Phage therapy offers new hope for children with cystic fibrosis
In a major advancement for personalised medicine, The Children’s Hospital at Westmead has launched a world-first clinical trial investigating the use of phage therapy to treat a chronic bacterial infection in children with cystic fibrosis (CF).
Funded by the Cure4 Cystic Fibrosis Foundation (Cure4CF) in collaboration with Sydney Children’s Hospitals Foundation, the trial will use bacteria-eliminating viral treatments called bacteriophages (phages) to treat children with CF who have chronic Pseudomonas aeruginosa infection.
The phages will be manufactured locally at the Westmead Institute for Medical Research, part of the Westmead Health Precinct.
Minister for Medical Research David Harris has welcomed the trial which is being supported by a $3.5 million NSW Government funding boost to manufacturing capacity. “It’s pleasing to see the recent investment making a meaningful difference by supporting this very important clinical work,” Mr Harris said.
Pseudomonas aeruginosa is a common bacteria found in places such as showers and swimming pools. For healthy individuals, the bacteria ordinarily have no lasting impact; but those living with CF are at greater risk due to impaired mucus clearance in their lungs, with almost one in four children living with CF infected by this bacteria.
Currently, the only available treatment is prolonged and repeated courses of strong antibiotics. However, the bacteria often develops a protective film that enables it to evade antibiotics and the body’s natural defences, making it extremely difficult to treat.
The ongoing use of such antibiotics can also lead to hearing impairment and kidney disease and is not always effective in treating the infection. Dr Jagdev Singh, Paediatric Respiratory and Sleep Consultant at The Children’s Hospital at Westmead, is leading the trial, with his PhD supported by Team Simon and said phage therapy offers a new way to directly target the infection.
“Phages are specific and specialised viruses that can be exactly matched to eliminate bacteria without harming human cells. If successful, this could offer a potentially lifesaving treatment for children with CF who have a Pseudomonas aeruginosa infection, helping to alleviate dependence on antibiotic use and as a result, reduce hospital visits due to infection,” Dr Singh said.
The clinical trial is the first major step, both locally and internationally, in demonstrating the suitability of phages as a routine treatment for chronic Pseudomonas aeruginosa bacterial infection in children with CF.
“Pseudomonas aeruginosa infections increase the risk of death for children with CF by almost nine times, with the infection often meaning these children aren’t eligible for lifesaving lung transplants due to the risk associated with post transplant infection.” “Current treatment involves strong antibiotics but the bacteria can become resistant to medication over time.
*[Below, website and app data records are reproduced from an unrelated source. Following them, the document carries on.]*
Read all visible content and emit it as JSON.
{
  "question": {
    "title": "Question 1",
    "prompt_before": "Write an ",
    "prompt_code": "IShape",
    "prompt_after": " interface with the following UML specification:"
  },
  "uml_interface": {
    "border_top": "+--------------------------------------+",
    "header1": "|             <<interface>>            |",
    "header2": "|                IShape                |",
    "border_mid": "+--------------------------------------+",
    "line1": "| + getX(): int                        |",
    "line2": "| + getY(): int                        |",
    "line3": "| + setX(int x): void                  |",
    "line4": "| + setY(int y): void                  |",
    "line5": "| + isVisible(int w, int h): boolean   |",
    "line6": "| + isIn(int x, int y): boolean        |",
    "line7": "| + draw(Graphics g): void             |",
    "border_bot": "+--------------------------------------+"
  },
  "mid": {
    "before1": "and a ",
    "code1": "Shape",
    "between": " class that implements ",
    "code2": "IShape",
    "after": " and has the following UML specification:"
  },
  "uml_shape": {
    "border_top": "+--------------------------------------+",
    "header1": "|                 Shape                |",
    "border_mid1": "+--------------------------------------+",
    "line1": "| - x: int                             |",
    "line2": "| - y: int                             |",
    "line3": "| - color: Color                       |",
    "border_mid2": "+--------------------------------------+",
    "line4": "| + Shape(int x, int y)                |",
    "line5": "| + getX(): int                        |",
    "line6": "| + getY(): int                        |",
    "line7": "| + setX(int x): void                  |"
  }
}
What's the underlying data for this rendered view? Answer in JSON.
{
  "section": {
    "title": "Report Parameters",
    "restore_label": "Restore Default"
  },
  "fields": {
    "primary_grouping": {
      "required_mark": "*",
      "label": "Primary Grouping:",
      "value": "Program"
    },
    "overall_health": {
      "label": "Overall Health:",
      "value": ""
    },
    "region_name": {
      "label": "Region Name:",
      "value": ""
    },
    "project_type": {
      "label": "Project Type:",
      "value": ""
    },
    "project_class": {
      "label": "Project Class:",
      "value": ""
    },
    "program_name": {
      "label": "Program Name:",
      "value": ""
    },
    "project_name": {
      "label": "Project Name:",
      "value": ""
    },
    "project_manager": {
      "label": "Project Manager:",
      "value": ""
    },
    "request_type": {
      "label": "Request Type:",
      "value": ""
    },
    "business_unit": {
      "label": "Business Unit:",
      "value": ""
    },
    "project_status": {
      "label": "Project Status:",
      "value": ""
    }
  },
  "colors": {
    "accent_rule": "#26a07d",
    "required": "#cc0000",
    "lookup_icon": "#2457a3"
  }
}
The unique advantage of phages is that they can adapt as the bacteria evolves, meaning we have more chance of effectively treating and stopping the infection altogether.”
Unique to this trial, phage therapy will be delivered through the lungs via bronchoscopy and nebulisation, giving children the ability to receive future treatment at home and reduce time spent in the hospital. Suzy Dimaline, Cure4CF CEO, said it is fantastic to be contributing to potentially ground-breaking research.
“This clinical trial could offer a potentially lifesaving treatment for young people with cystic fibrosis and we are so proud to be working alongside Dr Singh and his team at The Children’s Hospital at Westmead to support this vital research,” Mrs Dimaline said. “Through this trial, we are truly seeing the impact fundraising has not only in driving transformational research but also in changing the care that can be provided to young people living with CF for the better.”
Dr Singh added, “We couldn’t do what we do without the support of communities and organisations like Cure4CF and Team Simon. Their funding has been integral to this trial and we are incredibly grateful for their continued and generous support.”
Phase one of the Cure4CF personalised phage treatment of Pseudomonas aeruginosa for children with cystic fibrosis clinical trial will involve approximately ten children. If successful, the trial will then expand nationally and internationally, before furthering the treatment to target other bacteria that causes lung damage in patients with CF.
Watch Jagdev Singh’s exciting work featured on The Project below.